■ Data records for software interfaces
• • • • •
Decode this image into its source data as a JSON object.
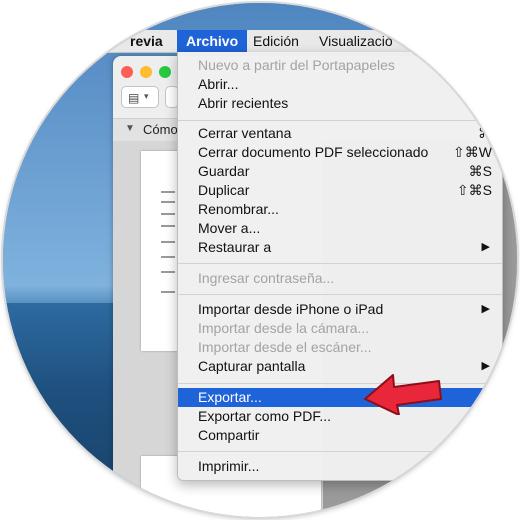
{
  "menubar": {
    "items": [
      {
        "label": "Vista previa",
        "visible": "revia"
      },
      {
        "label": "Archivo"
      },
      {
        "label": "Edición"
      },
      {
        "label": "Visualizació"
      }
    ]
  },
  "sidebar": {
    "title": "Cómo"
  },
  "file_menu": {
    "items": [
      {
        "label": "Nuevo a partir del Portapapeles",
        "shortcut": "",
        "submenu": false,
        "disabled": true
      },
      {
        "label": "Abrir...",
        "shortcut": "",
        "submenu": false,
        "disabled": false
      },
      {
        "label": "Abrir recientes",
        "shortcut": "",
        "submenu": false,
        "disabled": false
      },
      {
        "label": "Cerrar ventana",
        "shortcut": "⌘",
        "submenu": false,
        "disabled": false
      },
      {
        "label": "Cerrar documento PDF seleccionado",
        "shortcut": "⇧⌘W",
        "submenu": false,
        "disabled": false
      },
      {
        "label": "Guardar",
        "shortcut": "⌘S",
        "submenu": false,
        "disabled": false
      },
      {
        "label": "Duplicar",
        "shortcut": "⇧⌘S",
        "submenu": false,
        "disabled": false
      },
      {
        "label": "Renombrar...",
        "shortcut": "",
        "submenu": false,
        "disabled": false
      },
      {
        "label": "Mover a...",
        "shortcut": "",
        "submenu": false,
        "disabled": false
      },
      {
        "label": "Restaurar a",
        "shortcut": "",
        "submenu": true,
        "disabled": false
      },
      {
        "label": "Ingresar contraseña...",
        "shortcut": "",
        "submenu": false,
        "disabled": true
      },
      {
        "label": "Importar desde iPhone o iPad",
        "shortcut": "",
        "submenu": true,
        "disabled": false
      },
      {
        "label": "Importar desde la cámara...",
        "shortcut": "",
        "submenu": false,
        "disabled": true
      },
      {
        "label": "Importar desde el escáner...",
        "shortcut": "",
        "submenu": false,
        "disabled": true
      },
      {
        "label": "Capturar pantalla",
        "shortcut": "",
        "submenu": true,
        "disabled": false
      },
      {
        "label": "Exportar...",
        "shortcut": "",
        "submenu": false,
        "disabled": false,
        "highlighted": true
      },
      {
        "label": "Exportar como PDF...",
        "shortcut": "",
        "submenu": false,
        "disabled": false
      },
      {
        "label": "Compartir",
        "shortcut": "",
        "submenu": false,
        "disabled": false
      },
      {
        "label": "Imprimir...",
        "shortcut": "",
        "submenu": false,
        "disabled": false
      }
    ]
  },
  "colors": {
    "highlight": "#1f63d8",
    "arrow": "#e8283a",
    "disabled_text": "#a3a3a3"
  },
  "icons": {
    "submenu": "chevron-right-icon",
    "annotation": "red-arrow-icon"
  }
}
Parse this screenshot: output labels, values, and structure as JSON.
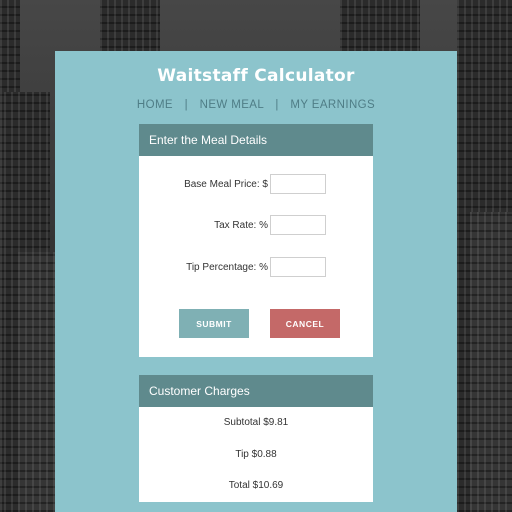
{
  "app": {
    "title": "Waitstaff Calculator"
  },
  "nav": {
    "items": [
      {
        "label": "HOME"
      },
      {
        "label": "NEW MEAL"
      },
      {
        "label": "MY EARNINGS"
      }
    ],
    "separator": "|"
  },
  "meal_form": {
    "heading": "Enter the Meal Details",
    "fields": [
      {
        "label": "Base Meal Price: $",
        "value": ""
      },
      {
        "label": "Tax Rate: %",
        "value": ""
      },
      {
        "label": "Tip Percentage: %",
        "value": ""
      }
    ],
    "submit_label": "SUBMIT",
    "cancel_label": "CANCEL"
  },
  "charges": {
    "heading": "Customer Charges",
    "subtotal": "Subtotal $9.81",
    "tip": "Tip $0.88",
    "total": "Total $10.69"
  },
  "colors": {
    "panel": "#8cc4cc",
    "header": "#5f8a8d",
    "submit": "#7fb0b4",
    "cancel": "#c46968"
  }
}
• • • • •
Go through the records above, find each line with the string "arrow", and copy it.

    "arrow": "#e8283a",
    "annotation": "red-arrow-icon"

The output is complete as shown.